There’s an old episode of Seinfeld in which Jerry’s new girlfriend has a terrible, hideous, ear-splitting laugh. Of course, she’s beautiful, funny, and likeable in every other way, but Jerry—a comedian—can’t date someone whose laugh he cannot stand. It just won’t work for them to be together. (I can't get the YouTube clip integrated, but you can watch it here.)
I am no comedian, but I am playful, and I make regular use of sarcasm and irony. Being around someone who doesn’t appreciate that kind of humor is tiresome—for both of us. I routinely say the most outrageous things (almost always with my tongue in my cheek), but the straight-laced individual I’m with can’t see through the sarcasm. Explaining one joke after another is agonizing.
I kind of feel like that when I read Sunday’s gospel lesson (Luke 23:33-43). This Sunday is the last Sunday after Pentecost—the last week before Advent starts—which means that most of us are observing the Johnny-come-lately festival of “Christ the King,” a designation for this Sunday that didn’t come about until Pope Pius XI instituted it in 1925. The point is to contrast Christ’s kingship with that of world leaders—the kingdoms of the earth that lead to the horrors of the Great War. Of course, that comparison is still apposite, but I worry that most of us (especially me) miss the irony of making it.
Christ the King. Those words go together without needing any explanation. Christians understand that Jesus Christ is God’s king (even if we don’t really get the theological significance of God having a king). And people who aren’t Christians probably aren’t surprised to hear that we would call the central figure of our faith a “king.” We’re always talking about how special Jesus is and how much we love him. Why not call him King Jesus? But go back and read Luke 23:33-43 and ask what in there seems even remotely monarchical.
I remember a seminary professor making a great deal about the Titulus—the sign that hung on the cross. It is attested by all four gospel accounts, and it seems so unusual and unexpected that even the most critical historians seem willing to accept its veracity. As a follower of Jesus who is so accustomed to talking about him as king, that sign seems to belong there. But of course it doesn’t. It’s ridiculous. It’s the most terrible, biting political satire of its day. “You want a king?” the Roman Empire asks. “Here’s your king. This is what we do to kings.” The sign that declares Jesus’ kingship is the blinking neon light of defeat. A king who is executed on a cross is not a king.
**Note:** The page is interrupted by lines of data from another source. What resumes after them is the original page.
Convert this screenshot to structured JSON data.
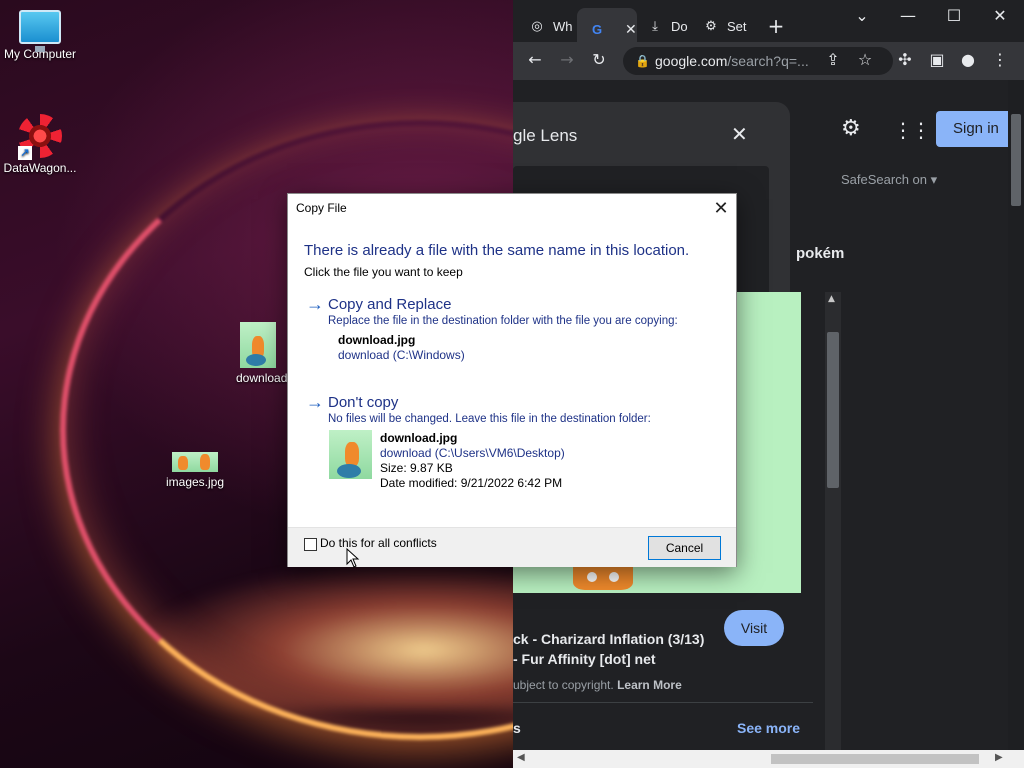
{
  "desktop": {
    "icons": [
      {
        "label": "My Computer",
        "icon": "monitor-icon"
      },
      {
        "label": "DataWagon...",
        "icon": "datawagon-logo-icon"
      },
      {
        "label": "download",
        "icon": "image-file-icon"
      },
      {
        "label": "images.jpg",
        "icon": "image-file-icon"
      }
    ]
  },
  "browser": {
    "tabs": [
      {
        "label": "Wh",
        "icon": "chrome-icon"
      },
      {
        "label": "",
        "icon": "google-icon",
        "close": "✕"
      },
      {
        "label": "Do",
        "icon": "download-icon"
      },
      {
        "label": "Set",
        "icon": "gear-icon"
      }
    ],
    "new_tab": "+",
    "window_controls": {
      "dropdown": "⌄",
      "minimize": "—",
      "maximize": "☐",
      "close": "✕"
    },
    "omnibox": {
      "host": "google.com",
      "path": "/search?q=..."
    },
    "page": {
      "lens_title": "gle Lens",
      "lens_close": "✕",
      "signin": "Sign in",
      "safesearch": "SafeSearch on ▾",
      "chip": "pokém",
      "visit": "Visit",
      "result_title_1": "ck - Charizard Inflation (3/13)",
      "result_title_2": "- Fur Affinity [dot] net",
      "result_copyright": "ubject to copyright.",
      "learn_more": "Learn More",
      "section_s": "s",
      "see_more": "See more"
    }
  },
  "dialog": {
    "title": "Copy File",
    "close": "✕",
    "heading": "There is already a file with the same name in this location.",
    "subheading": "Click the file you want to keep",
    "option_replace": {
      "title": "Copy and Replace",
      "desc": "Replace the file in the destination folder with the file you are copying:",
      "file_name": "download.jpg",
      "file_path": "download (C:\\Windows)"
    },
    "option_skip": {
      "title": "Don't copy",
      "desc": "No files will be changed. Leave this file in the destination folder:",
      "file_name": "download.jpg",
      "file_path": "download (C:\\Users\\VM6\\Desktop)",
      "size": "Size: 9.87 KB",
      "date_modified": "Date modified: 9/21/2022 6:42 PM"
    },
    "checkbox_label": "Do this for all conflicts",
    "checkbox_checked": false,
    "cancel": "Cancel"
  },
  "colors": {
    "dialog_text_blue": "#1e3287",
    "accent_blue": "#0078d7",
    "chrome_bg": "#202124",
    "link_blue": "#8ab4f8"
  }
}
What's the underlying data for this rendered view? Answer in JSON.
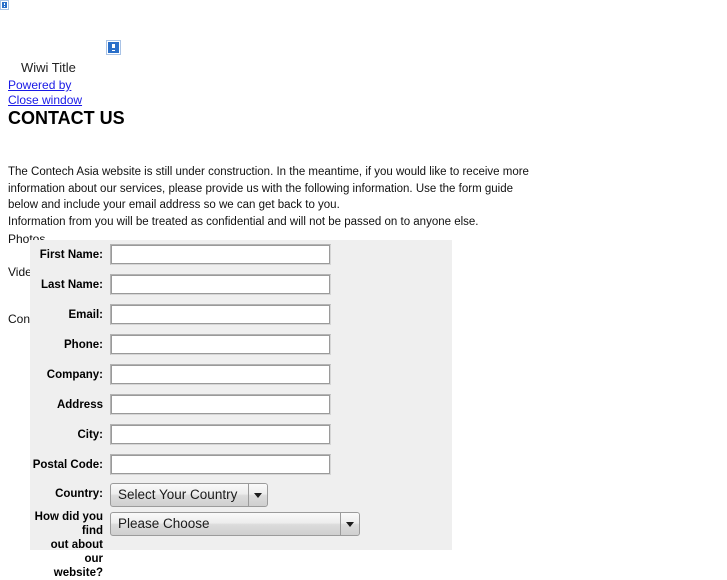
{
  "header": {
    "site_title": "Wiwi Title",
    "powered_by_link": "Powered by",
    "close_window_link": "Close window",
    "page_title": "CONTACT US",
    "corner_image_alt": "broken-image",
    "logo_image_alt": "broken-image"
  },
  "intro": {
    "paragraph_1": "The Contech Asia website is still under construction.  In the meantime, if you would like to receive more information about our services, please provide us with the following information. Use the form guide below and include your email address so we can get back to you.",
    "paragraph_2": "Information from you will be treated as confidential and will not be passed on to anyone else."
  },
  "background_column": {
    "item_1": "Photos",
    "item_2": "Video",
    "item_3": "Contact"
  },
  "form": {
    "fields": [
      {
        "label": "First Name:",
        "value": "",
        "type": "text"
      },
      {
        "label": "Last Name:",
        "value": "",
        "type": "text"
      },
      {
        "label": "Email:",
        "value": "",
        "type": "text"
      },
      {
        "label": "Phone:",
        "value": "",
        "type": "text"
      },
      {
        "label": "Company:",
        "value": "",
        "type": "text"
      },
      {
        "label": "Address",
        "value": "",
        "type": "text"
      },
      {
        "label": "City:",
        "value": "",
        "type": "text"
      },
      {
        "label": "Postal Code:",
        "value": "",
        "type": "text"
      }
    ],
    "country": {
      "label": "Country:",
      "selected": "Select Your Country"
    },
    "referral": {
      "label": "How did you find out about our website?",
      "label_line_1": "How did you find",
      "label_line_2": "out about our",
      "label_line_3": "website?",
      "selected": "Please Choose"
    }
  },
  "colors": {
    "panel_background": "#efefef",
    "link": "#1a1ae6",
    "page_background": "#ffffff",
    "input_background": "#ffffff"
  }
}
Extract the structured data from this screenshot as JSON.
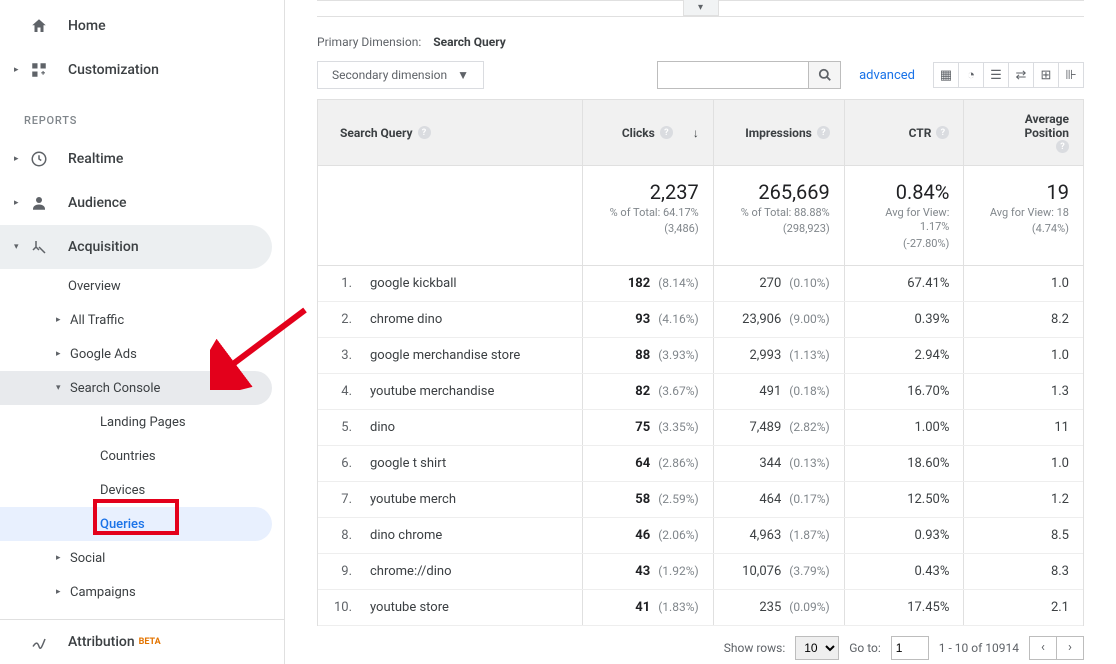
{
  "sidebar": {
    "home": "Home",
    "customization": "Customization",
    "reports_label": "REPORTS",
    "realtime": "Realtime",
    "audience": "Audience",
    "acquisition": {
      "label": "Acquisition",
      "overview": "Overview",
      "all_traffic": "All Traffic",
      "google_ads": "Google Ads",
      "search_console": {
        "label": "Search Console",
        "landing_pages": "Landing Pages",
        "countries": "Countries",
        "devices": "Devices",
        "queries": "Queries"
      },
      "social": "Social",
      "campaigns": "Campaigns"
    },
    "attribution": "Attribution",
    "beta_badge": "BETA"
  },
  "main": {
    "primary_dimension_label": "Primary Dimension:",
    "primary_dimension_value": "Search Query",
    "secondary_dimension": "Secondary dimension",
    "advanced_link": "advanced",
    "columns": {
      "query": "Search Query",
      "clicks": "Clicks",
      "impressions": "Impressions",
      "ctr": "CTR",
      "avg_position": "Average Position"
    },
    "totals": {
      "clicks": {
        "value": "2,237",
        "sub1": "% of Total: 64.17%",
        "sub2": "(3,486)"
      },
      "impressions": {
        "value": "265,669",
        "sub1": "% of Total: 88.88%",
        "sub2": "(298,923)"
      },
      "ctr": {
        "value": "0.84%",
        "sub1": "Avg for View: 1.17%",
        "sub2": "(-27.80%)"
      },
      "avg_position": {
        "value": "19",
        "sub1": "Avg for View: 18",
        "sub2": "(4.74%)"
      }
    },
    "rows": [
      {
        "n": "1.",
        "query": "google kickball",
        "clicks": "182",
        "clicks_pct": "(8.14%)",
        "imp": "270",
        "imp_pct": "(0.10%)",
        "ctr": "67.41%",
        "ap": "1.0"
      },
      {
        "n": "2.",
        "query": "chrome dino",
        "clicks": "93",
        "clicks_pct": "(4.16%)",
        "imp": "23,906",
        "imp_pct": "(9.00%)",
        "ctr": "0.39%",
        "ap": "8.2"
      },
      {
        "n": "3.",
        "query": "google merchandise store",
        "clicks": "88",
        "clicks_pct": "(3.93%)",
        "imp": "2,993",
        "imp_pct": "(1.13%)",
        "ctr": "2.94%",
        "ap": "1.0"
      },
      {
        "n": "4.",
        "query": "youtube merchandise",
        "clicks": "82",
        "clicks_pct": "(3.67%)",
        "imp": "491",
        "imp_pct": "(0.18%)",
        "ctr": "16.70%",
        "ap": "1.3"
      },
      {
        "n": "5.",
        "query": "dino",
        "clicks": "75",
        "clicks_pct": "(3.35%)",
        "imp": "7,489",
        "imp_pct": "(2.82%)",
        "ctr": "1.00%",
        "ap": "11"
      },
      {
        "n": "6.",
        "query": "google t shirt",
        "clicks": "64",
        "clicks_pct": "(2.86%)",
        "imp": "344",
        "imp_pct": "(0.13%)",
        "ctr": "18.60%",
        "ap": "1.0"
      },
      {
        "n": "7.",
        "query": "youtube merch",
        "clicks": "58",
        "clicks_pct": "(2.59%)",
        "imp": "464",
        "imp_pct": "(0.17%)",
        "ctr": "12.50%",
        "ap": "1.2"
      },
      {
        "n": "8.",
        "query": "dino chrome",
        "clicks": "46",
        "clicks_pct": "(2.06%)",
        "imp": "4,963",
        "imp_pct": "(1.87%)",
        "ctr": "0.93%",
        "ap": "8.5"
      },
      {
        "n": "9.",
        "query": "chrome://dino",
        "clicks": "43",
        "clicks_pct": "(1.92%)",
        "imp": "10,076",
        "imp_pct": "(3.79%)",
        "ctr": "0.43%",
        "ap": "8.3"
      },
      {
        "n": "10.",
        "query": "youtube store",
        "clicks": "41",
        "clicks_pct": "(1.83%)",
        "imp": "235",
        "imp_pct": "(0.09%)",
        "ctr": "17.45%",
        "ap": "2.1"
      }
    ],
    "pagination": {
      "show_rows_label": "Show rows:",
      "show_rows_value": "10",
      "goto_label": "Go to:",
      "goto_value": "1",
      "range": "1 - 10 of 10914"
    }
  }
}
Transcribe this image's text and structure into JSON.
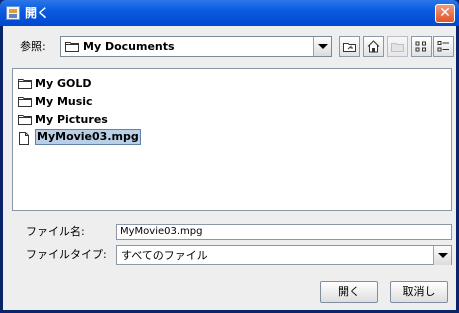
{
  "window": {
    "title": "開く",
    "icon": "java-cup-icon",
    "close_glyph": "✕"
  },
  "lookin": {
    "label": "参照:",
    "value": "My Documents",
    "icon": "folder-icon"
  },
  "toolbar": {
    "buttons": [
      {
        "name": "up-folder-button",
        "icon": "up-folder-icon"
      },
      {
        "name": "home-button",
        "icon": "home-icon"
      },
      {
        "name": "new-folder-button",
        "icon": "new-folder-icon",
        "disabled": true
      },
      {
        "name": "list-view-button",
        "icon": "list-view-icon"
      },
      {
        "name": "details-view-button",
        "icon": "details-view-icon"
      }
    ]
  },
  "files": [
    {
      "label": "My GOLD",
      "type": "folder",
      "selected": false
    },
    {
      "label": "My Music",
      "type": "folder",
      "selected": false
    },
    {
      "label": "My Pictures",
      "type": "folder",
      "selected": false
    },
    {
      "label": "MyMovie03.mpg",
      "type": "file",
      "selected": true
    }
  ],
  "filename": {
    "label": "ファイル名:",
    "value": "MyMovie03.mpg"
  },
  "filetype": {
    "label": "ファイルタイプ:",
    "value": "すべてのファイル"
  },
  "buttons": {
    "open": "開く",
    "cancel": "取消し"
  },
  "colors": {
    "title_bar": "#0a5ce0",
    "selection": "#b8cfe5",
    "close_button": "#e0542a"
  }
}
But, of course, we stand at the cross and gaze upon our king. Jesus’ kingship isn’t like that of the kingdoms of this world. The cross isn’t a mistake. It’s not a story of the Roman Empire or the Jewish hierarchy killing the one who belongs on a throne. Jesus belongs on the cross—not because of anything he deserved but because of who he is. This king accepted the cross as the sign of his kingship. The Titulus is doubly ironic. The Romans hung it there as a warning sign. And the gospel accounts leave it there to embrace the irony it declares.